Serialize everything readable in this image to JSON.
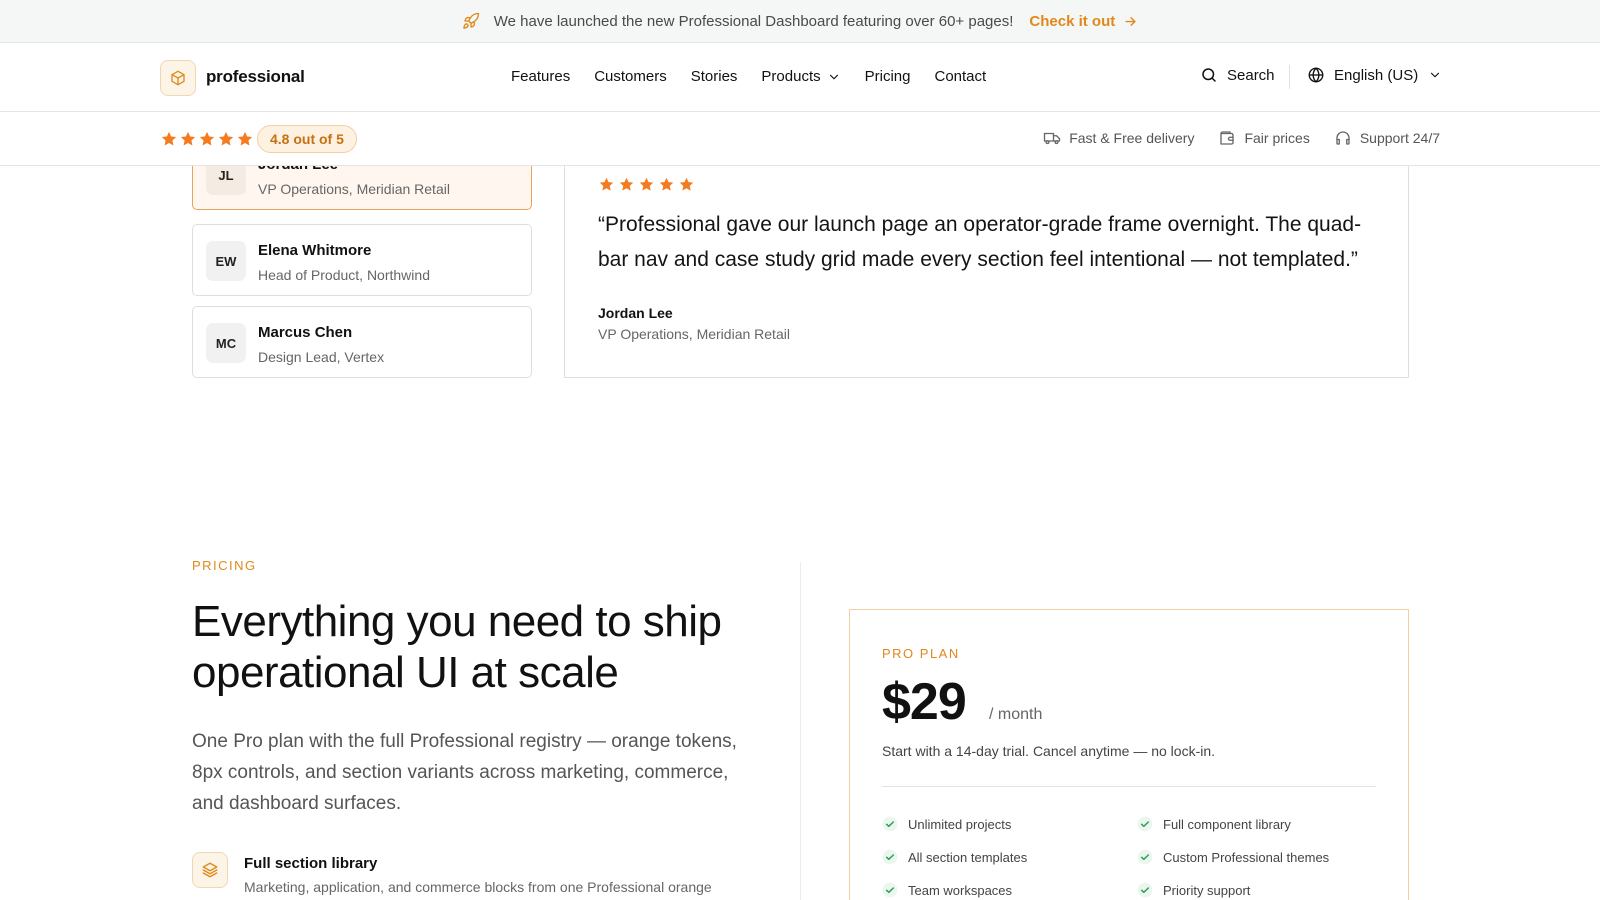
{
  "colors": {
    "accent": "#e0891b",
    "star": "#f47b20",
    "check": "#2e9e5a",
    "border": "#dedede"
  },
  "announcement": {
    "icon": "rocket-icon",
    "text": "We have launched the new Professional Dashboard featuring over 60+ pages!",
    "cta_label": "Check it out"
  },
  "nav": {
    "brand": "professional",
    "links": [
      "Features",
      "Customers",
      "Stories",
      "Products",
      "Pricing",
      "Contact"
    ],
    "search_label": "Search",
    "language_label": "English (US)"
  },
  "rating": {
    "stars": 5,
    "label": "4.8 out of 5",
    "perks": [
      "Fast & Free delivery",
      "Fair prices",
      "Support 24/7"
    ]
  },
  "testimonials": {
    "people": [
      {
        "initials": "JL",
        "name": "Jordan Lee",
        "role": "VP Operations, Meridian Retail"
      },
      {
        "initials": "EW",
        "name": "Elena Whitmore",
        "role": "Head of Product, Northwind"
      },
      {
        "initials": "MC",
        "name": "Marcus Chen",
        "role": "Design Lead, Vertex"
      }
    ],
    "active_index": 0,
    "quote": {
      "stars": 5,
      "text": "“Professional gave our launch page an operator-grade frame overnight. The quad-bar nav and case study grid made every section feel intentional — not templated.”",
      "name": "Jordan Lee",
      "role": "VP Operations, Meridian Retail"
    }
  },
  "pricing": {
    "eyebrow": "PRICING",
    "title": "Everything you need to ship operational UI at scale",
    "description": "One Pro plan with the full Professional registry — orange tokens, 8px controls, and section variants across marketing, commerce, and dashboard surfaces.",
    "feature": {
      "title": "Full section library",
      "description": "Marketing, application, and commerce blocks from one Professional orange"
    },
    "plan": {
      "eyebrow": "PRO PLAN",
      "price": "$29",
      "period": "/ month",
      "trial": "Start with a 14-day trial. Cancel anytime — no lock-in.",
      "features": [
        "Unlimited projects",
        "Full component library",
        "All section templates",
        "Custom Professional themes",
        "Team workspaces",
        "Priority support"
      ]
    }
  }
}
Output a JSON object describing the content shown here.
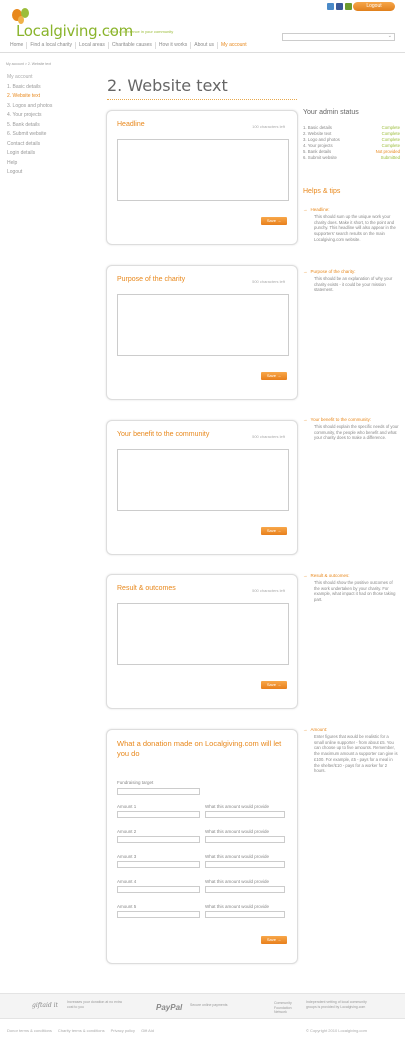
{
  "header": {
    "logo_text": "Localgiving.com",
    "tagline": "Make a difference in your community",
    "logout_label": "Logout",
    "search_arrow": "⌄",
    "social": [
      {
        "name": "twitter",
        "color": "#4a8ac8"
      },
      {
        "name": "facebook",
        "color": "#3b5998"
      },
      {
        "name": "youtube",
        "color": "#6c9a2c"
      }
    ]
  },
  "nav": {
    "items": [
      {
        "label": "Home"
      },
      {
        "label": "Find a local charity"
      },
      {
        "label": "Local areas"
      },
      {
        "label": "Charitable causes"
      },
      {
        "label": "How it works"
      },
      {
        "label": "About us"
      },
      {
        "label": "My account"
      }
    ]
  },
  "breadcrumb": "My account > 2. Website text",
  "sidebar": {
    "items": [
      {
        "label": "My account"
      },
      {
        "label": "1. Basic details"
      },
      {
        "label": "2. Website text"
      },
      {
        "label": "3. Logos and photos"
      },
      {
        "label": "4. Your projects"
      },
      {
        "label": "5. Bank details"
      },
      {
        "label": "6. Submit website"
      },
      {
        "label": "Contact details"
      },
      {
        "label": "Login details"
      },
      {
        "label": "Help"
      },
      {
        "label": "Logout"
      }
    ]
  },
  "page_title": "2. Website text",
  "cards": [
    {
      "title": "Headline",
      "count": "100 characters left",
      "save": "Save →"
    },
    {
      "title": "Purpose of the charity",
      "count": "500 characters left",
      "save": "Save →"
    },
    {
      "title": "Your benefit to the community",
      "count": "500 characters left",
      "save": "Save →"
    },
    {
      "title": "Result & outcomes",
      "count": "500 characters left",
      "save": "Save →"
    }
  ],
  "donation": {
    "title": "What a donation made on Localgiving.com will let you do",
    "fundraising_label": "Fundraising target",
    "amount_labels": [
      "Amount 1",
      "Amount 2",
      "Amount 3",
      "Amount 4",
      "Amount 5"
    ],
    "provide_label": "What this amount would provide",
    "save": "Save →"
  },
  "admin": {
    "title": "Your admin status",
    "rows": [
      {
        "label": "1. Basic details",
        "status": "Complete"
      },
      {
        "label": "2. Website text",
        "status": "Complete"
      },
      {
        "label": "3. Logo and photos",
        "status": "Complete"
      },
      {
        "label": "4. Your projects",
        "status": "Complete"
      },
      {
        "label": "5. Bank details",
        "status": "Not provided"
      },
      {
        "label": "6. Submit website",
        "status": "Submitted"
      }
    ]
  },
  "helps": {
    "title": "Helps & tips",
    "tips": [
      {
        "head": "Headline:",
        "body": "This should sum up the unique work your charity does. Make it short, to the point and punchy. This headline will also appear in the supporters' search results on the main Localgiving.com website."
      },
      {
        "head": "Purpose of the charity:",
        "body": "This should be an explanation of why your charity exists - it could be your mission statement."
      },
      {
        "head": "Your benefit to the community:",
        "body": "This should explain the specific needs of your community, the people who benefit and what your charity does to make a difference."
      },
      {
        "head": "Result & outcomes:",
        "body": "This should show the positive outcomes of the work undertaken by your charity. For example, what impact it had on those taking part."
      },
      {
        "head": "Amount:",
        "body": "Enter figures that would be realistic for a small online supporter - from about £5. You can choose up to five amounts. Remember, the maximum amount a supporter can give is £100. For example, £5 - pays for a meal in the shelter/£10 - pays for a worker for 2 hours."
      }
    ]
  },
  "footer": {
    "giftaid": "giftaid it",
    "giftaid_text": "Increases your donation at no extra cost to you",
    "paypal": "PayPal",
    "paypal_text": "Secure online payments",
    "network_logo": "Community Foundation Network",
    "network_text": "Independent vetting of local community groups is provided by Localgiving.com",
    "links": [
      "Donor terms & conditions",
      "Charity terms & conditions",
      "Privacy policy",
      "Gift Aid"
    ],
    "copyright": "© Copyright 2010 Localgiving.com"
  }
}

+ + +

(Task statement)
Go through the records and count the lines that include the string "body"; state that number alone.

(Exercise solution)
5